Another drug being looked at is called mycophenolate mofetil. It is already used as an immunosuppressant in people who have received organ transplants and is being studied as a treatment for acquired aplastic anemia.
A new drug called eltrombopag (Promacta®) has become available to treat some people with low platelet counts caused by the immune system. In one study of patients with acquired aplastic anemia that was no longer responding to immunosuppression, it helped improve blood counts in some patients. This drug didn’t just affect platelet counts. In some patients, it improved white counts and/or red blood cell counts. More studies of this drug in aplastic anemia are going on now.

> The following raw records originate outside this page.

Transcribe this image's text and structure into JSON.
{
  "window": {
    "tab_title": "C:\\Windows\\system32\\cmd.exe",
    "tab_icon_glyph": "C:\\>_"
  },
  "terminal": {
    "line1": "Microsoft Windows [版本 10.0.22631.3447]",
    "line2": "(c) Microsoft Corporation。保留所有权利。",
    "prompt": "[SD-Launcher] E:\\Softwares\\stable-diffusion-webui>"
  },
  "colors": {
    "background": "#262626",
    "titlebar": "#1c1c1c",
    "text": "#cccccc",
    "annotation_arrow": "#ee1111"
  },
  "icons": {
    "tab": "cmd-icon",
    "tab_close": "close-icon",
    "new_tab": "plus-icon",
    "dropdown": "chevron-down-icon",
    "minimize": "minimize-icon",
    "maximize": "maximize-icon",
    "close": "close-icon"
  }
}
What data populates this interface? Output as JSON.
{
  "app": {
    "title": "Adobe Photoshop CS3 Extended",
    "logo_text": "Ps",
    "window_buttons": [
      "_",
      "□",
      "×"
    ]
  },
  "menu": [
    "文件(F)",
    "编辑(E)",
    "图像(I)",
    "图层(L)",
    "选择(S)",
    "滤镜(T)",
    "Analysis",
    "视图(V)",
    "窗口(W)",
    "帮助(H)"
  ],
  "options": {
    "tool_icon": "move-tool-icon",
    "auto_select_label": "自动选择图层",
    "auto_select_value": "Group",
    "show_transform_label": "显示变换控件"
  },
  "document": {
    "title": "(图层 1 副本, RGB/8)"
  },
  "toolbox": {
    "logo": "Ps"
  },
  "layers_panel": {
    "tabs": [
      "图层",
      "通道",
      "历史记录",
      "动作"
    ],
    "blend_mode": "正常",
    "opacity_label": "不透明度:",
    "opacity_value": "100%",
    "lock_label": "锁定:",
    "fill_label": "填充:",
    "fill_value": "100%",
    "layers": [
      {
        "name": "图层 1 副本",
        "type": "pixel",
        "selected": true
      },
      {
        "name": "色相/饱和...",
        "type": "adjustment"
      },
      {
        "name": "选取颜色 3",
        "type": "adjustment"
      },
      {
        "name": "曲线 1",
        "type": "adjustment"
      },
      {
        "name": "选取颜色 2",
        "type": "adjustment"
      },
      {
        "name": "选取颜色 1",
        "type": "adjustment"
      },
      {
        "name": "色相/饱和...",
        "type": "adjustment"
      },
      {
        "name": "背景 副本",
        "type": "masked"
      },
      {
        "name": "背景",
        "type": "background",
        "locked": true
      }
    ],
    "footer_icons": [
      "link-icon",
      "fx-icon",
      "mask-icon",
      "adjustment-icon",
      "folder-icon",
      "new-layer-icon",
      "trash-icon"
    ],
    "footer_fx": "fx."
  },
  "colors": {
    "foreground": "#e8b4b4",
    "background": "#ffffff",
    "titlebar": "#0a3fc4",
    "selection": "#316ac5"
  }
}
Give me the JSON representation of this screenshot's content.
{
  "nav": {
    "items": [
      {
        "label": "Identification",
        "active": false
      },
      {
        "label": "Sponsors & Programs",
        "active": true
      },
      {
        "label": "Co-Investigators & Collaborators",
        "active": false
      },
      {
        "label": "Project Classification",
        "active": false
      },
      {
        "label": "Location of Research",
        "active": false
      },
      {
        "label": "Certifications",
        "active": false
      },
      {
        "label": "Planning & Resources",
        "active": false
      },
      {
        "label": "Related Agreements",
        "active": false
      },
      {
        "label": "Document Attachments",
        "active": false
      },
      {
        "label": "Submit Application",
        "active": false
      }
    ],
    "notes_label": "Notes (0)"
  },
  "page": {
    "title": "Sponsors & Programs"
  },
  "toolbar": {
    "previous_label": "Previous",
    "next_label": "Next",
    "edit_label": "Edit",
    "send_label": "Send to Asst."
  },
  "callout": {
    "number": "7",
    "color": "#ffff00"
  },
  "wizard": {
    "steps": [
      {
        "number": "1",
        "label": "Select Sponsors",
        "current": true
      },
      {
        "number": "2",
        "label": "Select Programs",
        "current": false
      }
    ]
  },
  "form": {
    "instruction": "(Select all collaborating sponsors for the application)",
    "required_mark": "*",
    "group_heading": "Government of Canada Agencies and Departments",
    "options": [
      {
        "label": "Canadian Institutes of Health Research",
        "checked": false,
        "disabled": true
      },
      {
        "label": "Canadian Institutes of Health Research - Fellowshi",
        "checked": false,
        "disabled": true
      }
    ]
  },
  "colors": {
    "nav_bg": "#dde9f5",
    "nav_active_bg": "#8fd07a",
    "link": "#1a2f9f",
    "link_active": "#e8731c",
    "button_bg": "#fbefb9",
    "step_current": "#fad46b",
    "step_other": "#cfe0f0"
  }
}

Alefacept is a new drug that can turn off T cells. It has been helpful in treating psoriasis and graft-versus-host disease and is now being studied in the treatment of severe acquired aplastic anemia.
Researchers are also studying the possibility of using gene therapy to treat some inherited forms of aplastic anemia. Another approach is to give a drug called amifostine (Ethyol®) to help protect the bone marrow in children with Fanconi anemia.
Doctors are also trying to make stem cell transplants safer and more available. One approach is to use stem cells that come from the umbilical cord blood of newborns. This is a very rich source of stem cells. Efforts are being made nationwide to develop storage facilities for cord blood. The advantage of cord blood stem cells is that they may lead to less graft-versus-host disease. The disadvantage is that there may be too few cells to successfully “take.” In one case, doctors have overcome this by transplanting cord blood stem cells from 2 separate donors. This has proven successful and may have an even lower risk of graft versus host disease. This method is currently under study.
Last Medical Review: 04/23/2013
Last Revised: 04/23/2013